» Task brief
Go through the records, and copy each line in which the string "icon" is present.

=======

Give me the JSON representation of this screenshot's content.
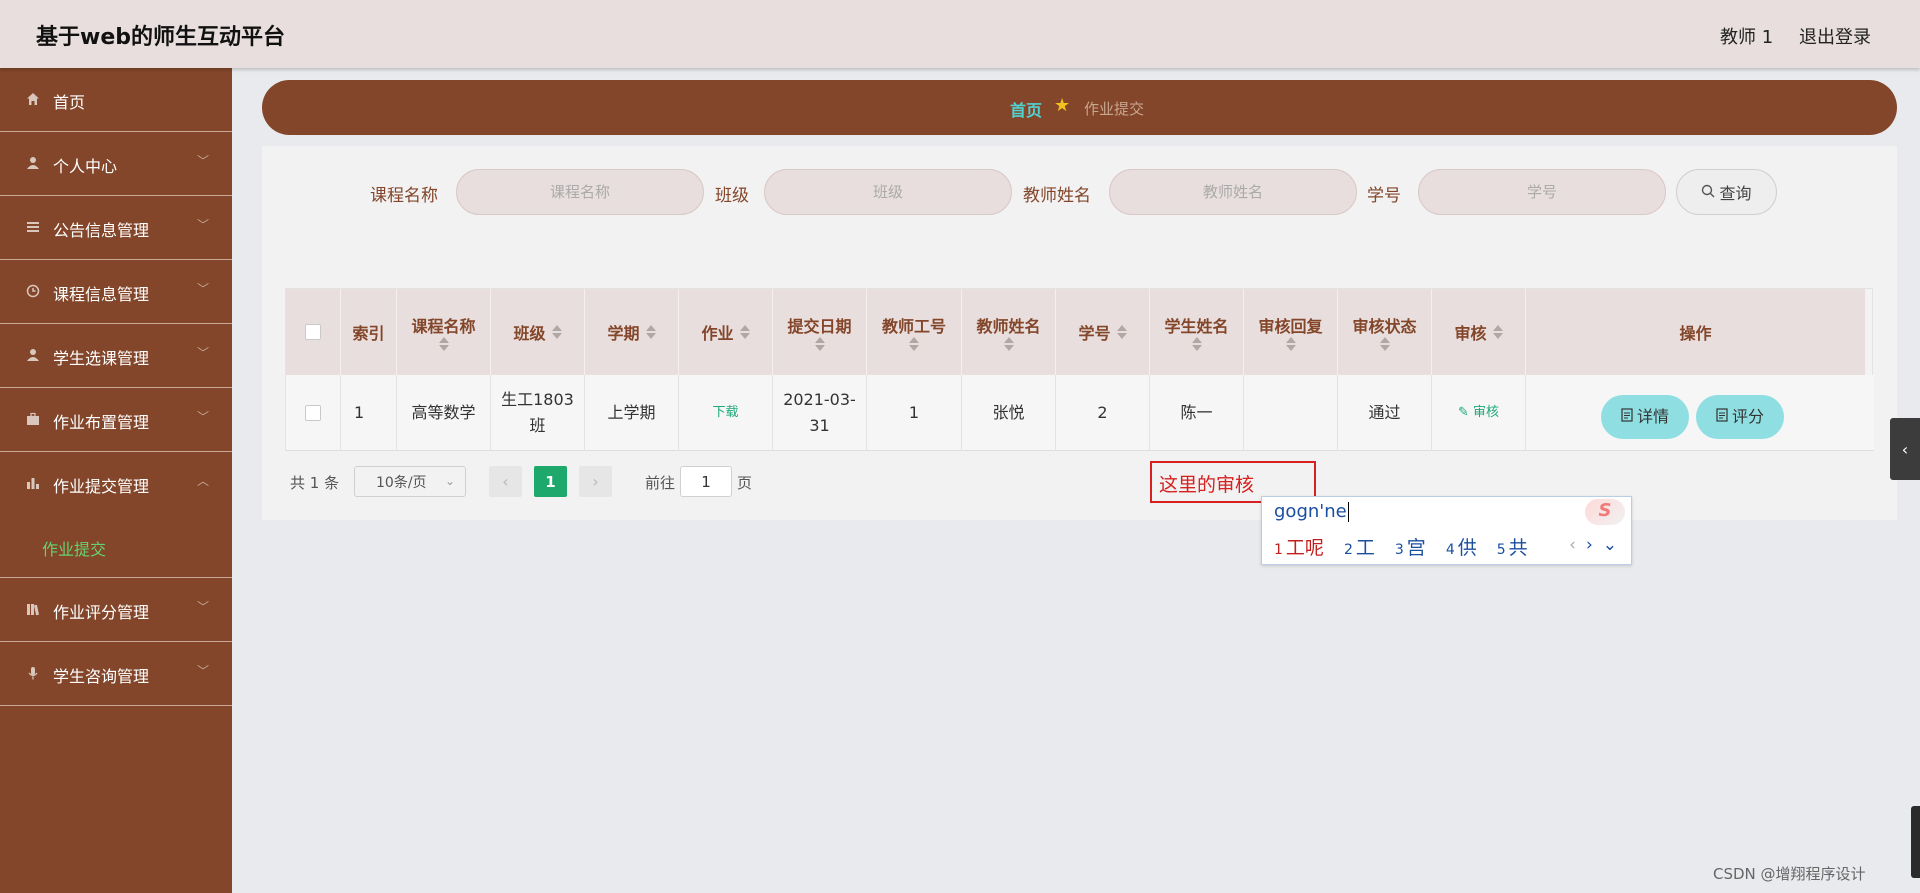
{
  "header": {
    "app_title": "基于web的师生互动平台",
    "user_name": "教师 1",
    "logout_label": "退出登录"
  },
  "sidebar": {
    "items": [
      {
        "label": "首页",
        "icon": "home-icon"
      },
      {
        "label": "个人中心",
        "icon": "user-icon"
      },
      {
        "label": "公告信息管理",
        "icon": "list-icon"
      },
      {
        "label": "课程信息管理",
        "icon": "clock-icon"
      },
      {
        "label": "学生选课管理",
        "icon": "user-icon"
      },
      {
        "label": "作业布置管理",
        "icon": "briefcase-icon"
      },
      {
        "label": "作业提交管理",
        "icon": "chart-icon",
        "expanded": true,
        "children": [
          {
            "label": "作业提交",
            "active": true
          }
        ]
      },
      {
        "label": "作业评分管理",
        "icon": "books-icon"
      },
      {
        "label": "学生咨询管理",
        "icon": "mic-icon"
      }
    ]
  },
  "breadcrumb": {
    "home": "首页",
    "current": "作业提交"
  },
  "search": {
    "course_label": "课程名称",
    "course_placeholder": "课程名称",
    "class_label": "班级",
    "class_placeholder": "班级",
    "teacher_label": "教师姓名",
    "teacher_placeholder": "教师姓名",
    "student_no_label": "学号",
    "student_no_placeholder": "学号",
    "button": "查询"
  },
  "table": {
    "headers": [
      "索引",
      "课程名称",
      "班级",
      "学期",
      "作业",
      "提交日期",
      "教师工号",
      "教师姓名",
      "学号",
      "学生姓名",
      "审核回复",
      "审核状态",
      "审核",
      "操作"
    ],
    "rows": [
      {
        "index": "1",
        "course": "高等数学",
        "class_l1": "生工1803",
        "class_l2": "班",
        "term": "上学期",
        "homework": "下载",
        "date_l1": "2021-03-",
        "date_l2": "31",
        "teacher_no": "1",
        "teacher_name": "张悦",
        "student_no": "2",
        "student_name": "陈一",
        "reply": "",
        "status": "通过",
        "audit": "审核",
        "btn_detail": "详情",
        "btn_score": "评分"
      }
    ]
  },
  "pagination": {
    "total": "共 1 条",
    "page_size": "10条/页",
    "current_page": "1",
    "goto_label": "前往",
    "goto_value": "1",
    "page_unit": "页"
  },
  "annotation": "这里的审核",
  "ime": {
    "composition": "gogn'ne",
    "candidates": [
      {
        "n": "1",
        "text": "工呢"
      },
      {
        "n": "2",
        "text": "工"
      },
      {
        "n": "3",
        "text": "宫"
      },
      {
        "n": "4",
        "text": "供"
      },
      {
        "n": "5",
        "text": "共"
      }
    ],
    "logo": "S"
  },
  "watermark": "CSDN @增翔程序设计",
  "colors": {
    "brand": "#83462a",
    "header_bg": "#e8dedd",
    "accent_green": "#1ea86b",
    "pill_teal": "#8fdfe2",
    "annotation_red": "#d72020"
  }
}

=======

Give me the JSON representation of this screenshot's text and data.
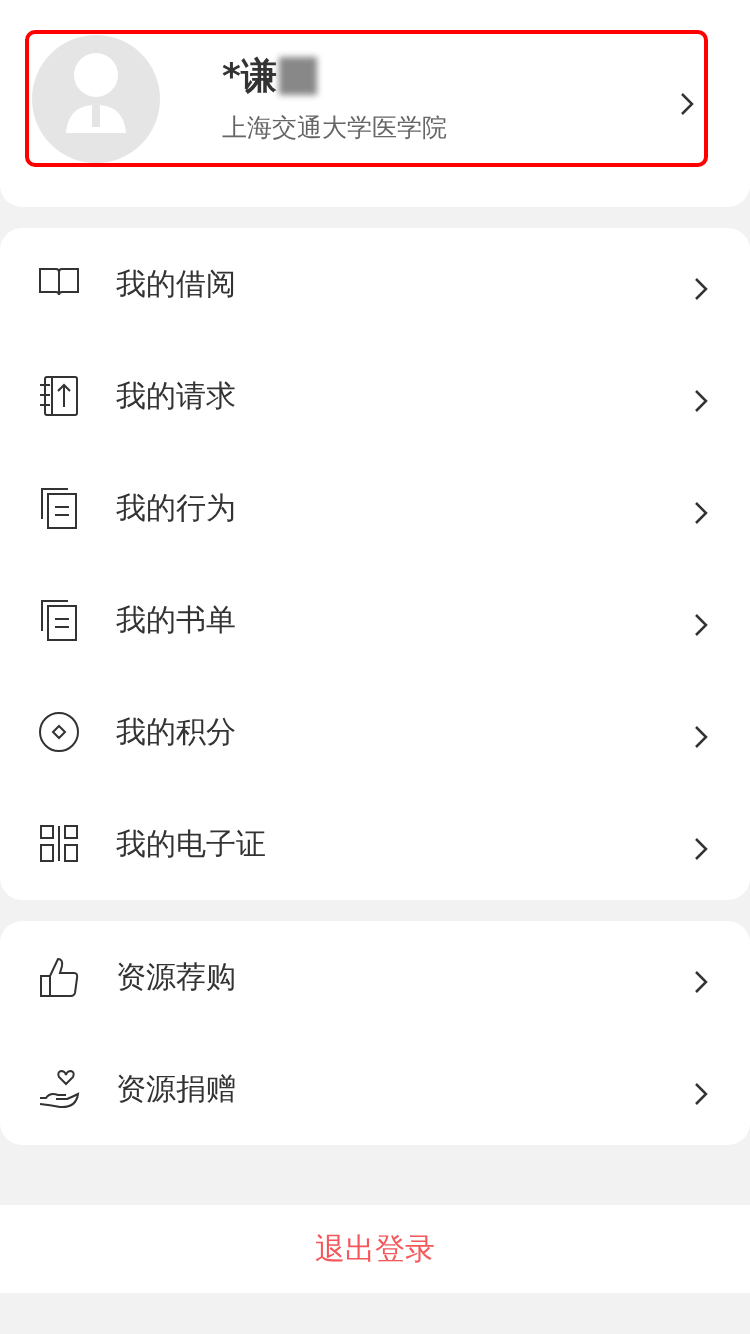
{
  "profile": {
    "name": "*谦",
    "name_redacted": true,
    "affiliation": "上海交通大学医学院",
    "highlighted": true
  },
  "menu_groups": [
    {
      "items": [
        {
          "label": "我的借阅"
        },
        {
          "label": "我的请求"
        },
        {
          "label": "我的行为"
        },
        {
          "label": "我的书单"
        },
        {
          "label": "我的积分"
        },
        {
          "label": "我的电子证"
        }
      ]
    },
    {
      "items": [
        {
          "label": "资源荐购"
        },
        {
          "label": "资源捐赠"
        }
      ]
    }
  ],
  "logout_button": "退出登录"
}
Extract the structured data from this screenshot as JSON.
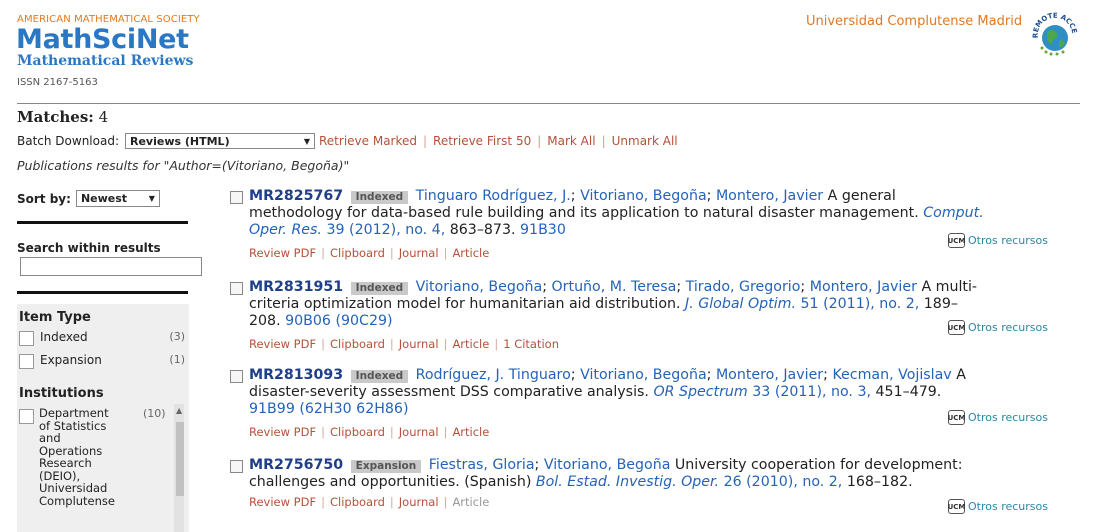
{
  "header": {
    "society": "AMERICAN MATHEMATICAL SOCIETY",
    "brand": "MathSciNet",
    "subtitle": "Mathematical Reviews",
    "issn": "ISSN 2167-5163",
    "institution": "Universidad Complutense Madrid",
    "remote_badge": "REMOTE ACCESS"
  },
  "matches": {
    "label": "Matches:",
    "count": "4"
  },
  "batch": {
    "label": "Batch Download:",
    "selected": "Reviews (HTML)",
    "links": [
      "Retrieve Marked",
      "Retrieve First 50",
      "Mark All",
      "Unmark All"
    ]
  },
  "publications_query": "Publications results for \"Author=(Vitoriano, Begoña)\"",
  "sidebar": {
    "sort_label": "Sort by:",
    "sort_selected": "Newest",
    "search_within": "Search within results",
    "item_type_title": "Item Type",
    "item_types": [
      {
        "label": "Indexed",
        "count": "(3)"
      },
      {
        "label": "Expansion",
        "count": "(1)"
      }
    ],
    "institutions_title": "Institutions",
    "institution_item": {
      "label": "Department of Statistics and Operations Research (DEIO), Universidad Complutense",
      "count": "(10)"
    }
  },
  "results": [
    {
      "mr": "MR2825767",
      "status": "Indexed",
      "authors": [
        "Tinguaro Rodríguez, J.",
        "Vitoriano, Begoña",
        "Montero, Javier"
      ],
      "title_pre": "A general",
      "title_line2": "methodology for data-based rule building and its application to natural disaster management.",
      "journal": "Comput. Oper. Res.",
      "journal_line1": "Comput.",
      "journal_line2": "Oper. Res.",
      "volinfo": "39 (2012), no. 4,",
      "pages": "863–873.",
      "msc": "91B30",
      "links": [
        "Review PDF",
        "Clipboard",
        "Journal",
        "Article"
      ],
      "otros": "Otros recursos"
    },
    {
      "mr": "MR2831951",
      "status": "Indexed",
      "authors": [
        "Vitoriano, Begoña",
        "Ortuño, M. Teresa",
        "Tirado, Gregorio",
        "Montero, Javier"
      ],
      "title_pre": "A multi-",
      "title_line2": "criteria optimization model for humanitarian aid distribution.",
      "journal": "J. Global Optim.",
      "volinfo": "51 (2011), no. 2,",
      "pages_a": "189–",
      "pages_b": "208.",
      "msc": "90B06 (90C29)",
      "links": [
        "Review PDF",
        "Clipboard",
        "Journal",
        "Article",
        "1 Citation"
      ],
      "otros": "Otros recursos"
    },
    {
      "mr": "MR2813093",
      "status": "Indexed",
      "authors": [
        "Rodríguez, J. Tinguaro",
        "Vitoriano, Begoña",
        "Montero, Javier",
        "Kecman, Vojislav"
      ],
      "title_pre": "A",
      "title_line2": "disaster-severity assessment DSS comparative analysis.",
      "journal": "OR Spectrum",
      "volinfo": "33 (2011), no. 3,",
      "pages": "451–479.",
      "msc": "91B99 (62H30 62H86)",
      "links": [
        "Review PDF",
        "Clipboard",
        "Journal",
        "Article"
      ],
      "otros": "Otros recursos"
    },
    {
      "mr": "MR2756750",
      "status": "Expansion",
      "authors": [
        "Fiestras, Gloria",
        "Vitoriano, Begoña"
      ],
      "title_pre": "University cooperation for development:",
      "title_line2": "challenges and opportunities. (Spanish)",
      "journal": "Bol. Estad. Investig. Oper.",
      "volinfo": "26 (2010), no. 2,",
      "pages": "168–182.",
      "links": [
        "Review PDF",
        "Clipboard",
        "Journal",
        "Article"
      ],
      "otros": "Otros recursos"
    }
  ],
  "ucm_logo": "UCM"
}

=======

» Solution to the problem
        "icon": "home-icon"
        "icon": "user-icon"
        "icon": "list-icon"
        "icon": "clock-icon"
        "icon": "user-icon"
        "icon": "briefcase-icon"
        "icon": "chart-icon",
        "icon": "books-icon"
        "icon": "mic-icon"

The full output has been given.